Sourcing shift from China
Japan has already announced it will allocate the equivalent of $2.2 billion to lure Japanese manufacturers out of China, with $2 billion earmarked for firms to shift back to Japan and $200 million to move to other countries. The US and British governments are also looking at ways to move production of some products from China amid claims of a coverup during Beijing’s initial handling of the virus outbreak.
Hoffmann pointed out that three countries — Vietnam, Thailand, and India — are favored to be among the biggest winners.

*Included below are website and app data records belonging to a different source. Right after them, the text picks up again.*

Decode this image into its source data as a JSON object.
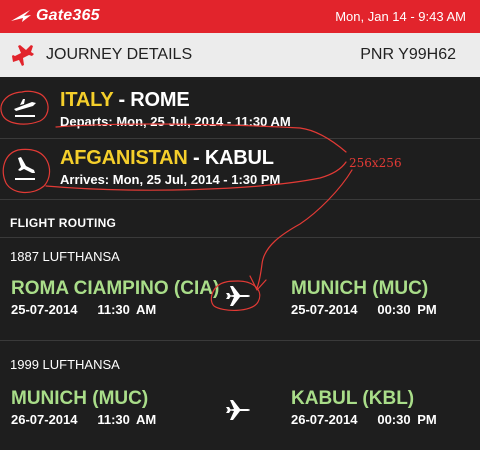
{
  "app": {
    "name": "Gate365",
    "datetime": "Mon, Jan 14 - 9:43 AM",
    "accent": "#e2242c"
  },
  "header": {
    "icon": "airplane-icon",
    "title": "JOURNEY DETAILS",
    "pnr": "PNR Y99H62"
  },
  "legs": [
    {
      "icon": "takeoff-icon",
      "country": "ITALY",
      "separator": " - ",
      "city": "ROME",
      "detail": "Departs: Mon, 25 Jul, 2014 - 11:30 AM"
    },
    {
      "icon": "landing-icon",
      "country": "AFGANISTAN",
      "separator": " - ",
      "city": "KABUL",
      "detail": "Arrives: Mon, 25 Jul, 2014 - 1:30 PM"
    }
  ],
  "routing": {
    "heading": "FLIGHT ROUTING",
    "segments": [
      {
        "carrier": "1887 LUFTHANSA",
        "from": {
          "airport": "ROMA CIAMPINO (CIA)",
          "date": "25-07-2014",
          "time": "11:30 AM"
        },
        "to": {
          "airport": "MUNICH (MUC)",
          "date": "25-07-2014",
          "time": "00:30 PM"
        }
      },
      {
        "carrier": "1999 LUFTHANSA",
        "from": {
          "airport": "MUNICH (MUC)",
          "date": "26-07-2014",
          "time": "11:30 AM"
        },
        "to": {
          "airport": "KABUL (KBL)",
          "date": "26-07-2014",
          "time": "00:30 PM"
        }
      }
    ]
  },
  "annotation": {
    "label": "256x256",
    "color": "#e23a35"
  },
  "colors": {
    "country": "#f5cf2b",
    "airport": "#a9dd89",
    "background": "#1e1e1e",
    "header_bar": "#ececec"
  }
}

“Vietnam is a strong contender to get a massive inflow of investment as industry shifts from China, with banks supporting the growth of new industries,” he said. “Thailand is offering tax holidays of up to three years for new industries establishing manufacturing facilities involving pharmaceuticals and chemicals etc., while India is creating a strong land bank of 2,500 square kilometers (965 square miles) which it will offer to new investors willing to set up manufacturing plants.”
Nelson Sequeira, Singapore-based senior director at regional container line X-Press Feeders, said there has been talk of shifting manufacturing to avoid the existing over-reliance on China. “Vietnam, Thailand, Indonesia, and India may benefit from this, but it may not be immediate because China has established infrastructure and inherent strengths which other countries, perhaps with the exception of Vietnam, may take time to replicate,” he said.
Casper Ellerbaek, senior vice president of seafreight at Kuehne + Nagel (Asia Pacific) Management in Singapore, said companies had been diversifying their supply chains even before the COVID-19 pandemic. “Additional cross-border sourcing of raw materials and components will potentially create a surge in intra-Asia volume,” he said. “Efforts to reduce geopolitical and other risks by individual companies act as a multiplier of this trend, which, in return, implies a greater need for logistics support.”
Contact Keith Wallis at Keithwallis@hotmail.com.